I’ve been in New Zealand for just over a week, and I can pick them out.
Now, I was a first-year once, too. I know I had the very same look. We all did. The first week of university is vital for meeting people, and I’ve been trying to remember how I did it the first time around. Unfortunately, I can’t. All of my university friends seem to have just… grown into my life. Little by little, chance encounters turning into anticipated meetings, until it seemed like they had always been there. Even now, you can tell that’s happening with this crop of first-years.
Now that I’m old and jaded and cynical, I’ve apparently stopped sending the “I’m-so-desperate-for-friends-please-come-talk-to-me” vibe that first-years all broadcast to each other. The fact that a pair of them asked me for directions seems to suggest that I look like I know what I’m doing. I’m not one of them, and yet, as a “new kid,” I am.
The first week of university is one of those experiences that can’t really be recreated. There are some events on offer for exchange students, like the coffee hour I went to this morning. There, we smiled, asked and re-asked the dreaded three questions (“What’s your name?
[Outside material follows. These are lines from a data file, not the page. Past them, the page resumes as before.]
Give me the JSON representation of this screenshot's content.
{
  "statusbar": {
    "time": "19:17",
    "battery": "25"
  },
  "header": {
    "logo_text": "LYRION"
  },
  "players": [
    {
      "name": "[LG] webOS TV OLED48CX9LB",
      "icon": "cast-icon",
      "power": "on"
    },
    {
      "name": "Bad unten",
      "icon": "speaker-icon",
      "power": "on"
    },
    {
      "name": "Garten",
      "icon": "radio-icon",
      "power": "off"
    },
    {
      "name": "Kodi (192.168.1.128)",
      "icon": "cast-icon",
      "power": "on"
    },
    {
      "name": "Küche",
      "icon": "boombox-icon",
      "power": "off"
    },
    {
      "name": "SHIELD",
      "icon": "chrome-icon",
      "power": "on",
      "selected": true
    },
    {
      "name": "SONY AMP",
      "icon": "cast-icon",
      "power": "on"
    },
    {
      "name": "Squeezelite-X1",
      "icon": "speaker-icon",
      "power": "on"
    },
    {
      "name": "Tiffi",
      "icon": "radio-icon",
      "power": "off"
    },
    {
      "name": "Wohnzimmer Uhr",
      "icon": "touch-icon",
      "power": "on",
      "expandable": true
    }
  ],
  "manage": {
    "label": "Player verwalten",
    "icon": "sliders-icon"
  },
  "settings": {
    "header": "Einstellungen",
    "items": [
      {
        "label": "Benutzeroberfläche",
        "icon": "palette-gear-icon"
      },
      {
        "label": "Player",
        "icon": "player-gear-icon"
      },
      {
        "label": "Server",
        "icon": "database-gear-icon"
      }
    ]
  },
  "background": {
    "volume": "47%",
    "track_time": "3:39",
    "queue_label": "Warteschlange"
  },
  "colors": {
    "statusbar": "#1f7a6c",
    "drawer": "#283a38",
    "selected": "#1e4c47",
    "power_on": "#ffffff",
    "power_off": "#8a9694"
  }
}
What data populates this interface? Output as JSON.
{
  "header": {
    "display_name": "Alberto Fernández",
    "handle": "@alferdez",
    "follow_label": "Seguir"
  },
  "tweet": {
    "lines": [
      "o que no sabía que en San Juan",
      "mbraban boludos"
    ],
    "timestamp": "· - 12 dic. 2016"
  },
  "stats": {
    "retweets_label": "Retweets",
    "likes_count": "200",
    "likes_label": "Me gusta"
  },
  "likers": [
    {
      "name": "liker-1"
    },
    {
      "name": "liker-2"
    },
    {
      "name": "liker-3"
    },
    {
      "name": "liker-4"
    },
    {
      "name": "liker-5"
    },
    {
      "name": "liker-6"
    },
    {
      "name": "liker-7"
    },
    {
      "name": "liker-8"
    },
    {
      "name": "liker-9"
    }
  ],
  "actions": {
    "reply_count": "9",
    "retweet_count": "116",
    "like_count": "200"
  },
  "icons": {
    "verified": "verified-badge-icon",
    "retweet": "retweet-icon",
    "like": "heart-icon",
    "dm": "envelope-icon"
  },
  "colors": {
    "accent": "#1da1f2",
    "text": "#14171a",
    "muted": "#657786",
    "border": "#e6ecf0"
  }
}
Where are you from? What are you studying?”), but it wasn’t the same. I suspect that these friendships will be more like the ones I’ve made in my various places of employment: not so much growing as building, the foundation laid brick by conscious brick until one day you realize how solid the structure is.
Only on exchange can you simultaneously feel like a mature student and the Über-Frosh.
This is the obligatory awkward first post. I don’t much care for these. It’s like writing the first letter to a pen pal, or the first conversation with a new roommate – what do you say?
Hi, my name is ____. I’m from ____. I like ____. Oh Lord, please fill this silence with something.
Hi, my name is K.T. Bryski. I’m from Canada, though residing in New Zealand for the next six months, which means there will be six months of “travel blog!” thrown into the mix here. I like writing, science fiction/fantasy, and eclectic periods of history. My first novel, Hapax, will be published by Dragon Moon Press this October, and will be available as a podcast sometime around Septemberish (though it’s not for a while yet, I figured I ought to be up front about it – save the date!).
Well, now we can move into the fun stuff. Alas, it shall have to wait until next time – I’m on my way to dinner with my new flatmate, her friend, and other international students. Yay, socialization!